Thankfully, the most dangerous threat around us is not violence. The actual leading causes of death are heart disease, cancer, respiratory disease, and accidents. This may seem like self-defense instructors are predicating their intentions for teaching upon an unrealistic threat, but learning to fight back against an attacker is an important life-saving skill. As a mother of three living in Chicago, I have learned that training matters if you want any type of skill that can save a life. Take CPR for example; if you are a new parent, or your elderly grandmother is moving in with you, you MUST know CPR. Without dissecting the current climate in America, there is enough violence in our communities to justify learning how to fight back against an attacker. Self-defense training is one safety management skill.
If violence does present itself, you will be in a fight. The variables of the fight that are unpredictable include how long it will last, the type of attack, where it might happen, or even the number of attackers. What you can control is your state of preparedness, your training, and your safety management skills. Self-defense training should apply the combative skills you acquire in relevant situations. Like any skill, they require practice and upgrading. Instructors should be highlighting incidents that actually happen often instead of sensationalizing violence that is more likely to occur in a movie.
One of my primary training methods is taking standard combatives like elbows, knees, punches, strikes and making sure students throw in them in a wide variety of positions. Most important is the ability to access your combative skills when you are in a position of disadvantage. In addition, it is critical to use your combatives to gain a better position so you are improving your ability to cause severe damage to the attacker.
At POW! Gym in the West Loop, we have a basic philosophy – the more you punch and kick, the better you will punch and kick under pressure. We try to make our members confident, fit and strong with their combative skills. We emphasize the skill of striking which lays a foundation that will create a reflex. I want the students of POW! Gym to reflexively strike hard and fast if faced with violence. As students continue to build their combative skill sets, we enhance their fight IQ, by drilling them in relevant situations.

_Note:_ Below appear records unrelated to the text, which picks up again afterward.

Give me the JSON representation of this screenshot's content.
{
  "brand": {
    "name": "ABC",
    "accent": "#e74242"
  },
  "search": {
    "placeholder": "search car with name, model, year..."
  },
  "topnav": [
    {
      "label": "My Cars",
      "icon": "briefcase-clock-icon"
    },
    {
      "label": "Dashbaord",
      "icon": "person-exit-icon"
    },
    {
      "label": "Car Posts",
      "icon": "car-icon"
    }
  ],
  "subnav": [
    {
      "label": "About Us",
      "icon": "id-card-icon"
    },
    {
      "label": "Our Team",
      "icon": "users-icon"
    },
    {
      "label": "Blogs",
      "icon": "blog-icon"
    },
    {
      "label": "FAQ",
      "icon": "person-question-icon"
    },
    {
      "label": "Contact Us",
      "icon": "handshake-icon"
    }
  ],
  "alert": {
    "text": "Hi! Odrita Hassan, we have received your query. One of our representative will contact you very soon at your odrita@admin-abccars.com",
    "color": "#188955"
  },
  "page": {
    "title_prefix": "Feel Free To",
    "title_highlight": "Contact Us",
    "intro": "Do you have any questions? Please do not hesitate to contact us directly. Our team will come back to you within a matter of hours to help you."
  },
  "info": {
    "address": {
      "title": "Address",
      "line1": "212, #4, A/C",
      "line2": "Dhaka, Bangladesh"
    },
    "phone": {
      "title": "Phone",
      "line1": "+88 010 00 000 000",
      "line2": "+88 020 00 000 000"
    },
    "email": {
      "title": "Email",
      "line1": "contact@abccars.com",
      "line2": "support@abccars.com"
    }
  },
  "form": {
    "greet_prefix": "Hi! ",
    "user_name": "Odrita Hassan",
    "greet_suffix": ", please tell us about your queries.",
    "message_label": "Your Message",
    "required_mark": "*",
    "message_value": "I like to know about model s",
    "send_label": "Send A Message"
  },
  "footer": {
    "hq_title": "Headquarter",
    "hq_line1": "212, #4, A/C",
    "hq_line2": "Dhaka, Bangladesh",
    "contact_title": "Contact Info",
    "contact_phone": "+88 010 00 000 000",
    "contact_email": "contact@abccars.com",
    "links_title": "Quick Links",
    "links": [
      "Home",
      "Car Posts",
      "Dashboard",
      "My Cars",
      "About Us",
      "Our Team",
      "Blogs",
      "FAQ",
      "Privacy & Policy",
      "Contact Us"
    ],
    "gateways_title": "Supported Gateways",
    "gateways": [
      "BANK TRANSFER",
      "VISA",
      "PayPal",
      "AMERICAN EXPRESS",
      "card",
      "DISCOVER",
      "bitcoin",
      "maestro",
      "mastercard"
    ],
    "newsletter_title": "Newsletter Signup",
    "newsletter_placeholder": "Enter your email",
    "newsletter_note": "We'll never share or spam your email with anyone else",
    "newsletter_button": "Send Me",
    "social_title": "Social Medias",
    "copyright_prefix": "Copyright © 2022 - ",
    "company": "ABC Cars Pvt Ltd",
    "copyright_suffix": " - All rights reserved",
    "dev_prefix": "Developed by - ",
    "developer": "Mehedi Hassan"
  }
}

Many find it challenging to insert their strikes into an attack from behind. Although the goal is to explosively react the moment you feel the threat behind you, you must turn your body into a forward fighting position. Although the drill below does not build into a self-defense application like a choke or head-lock, we teach the importance of responding to someone behind you with absolute offensive presence and decisiveness.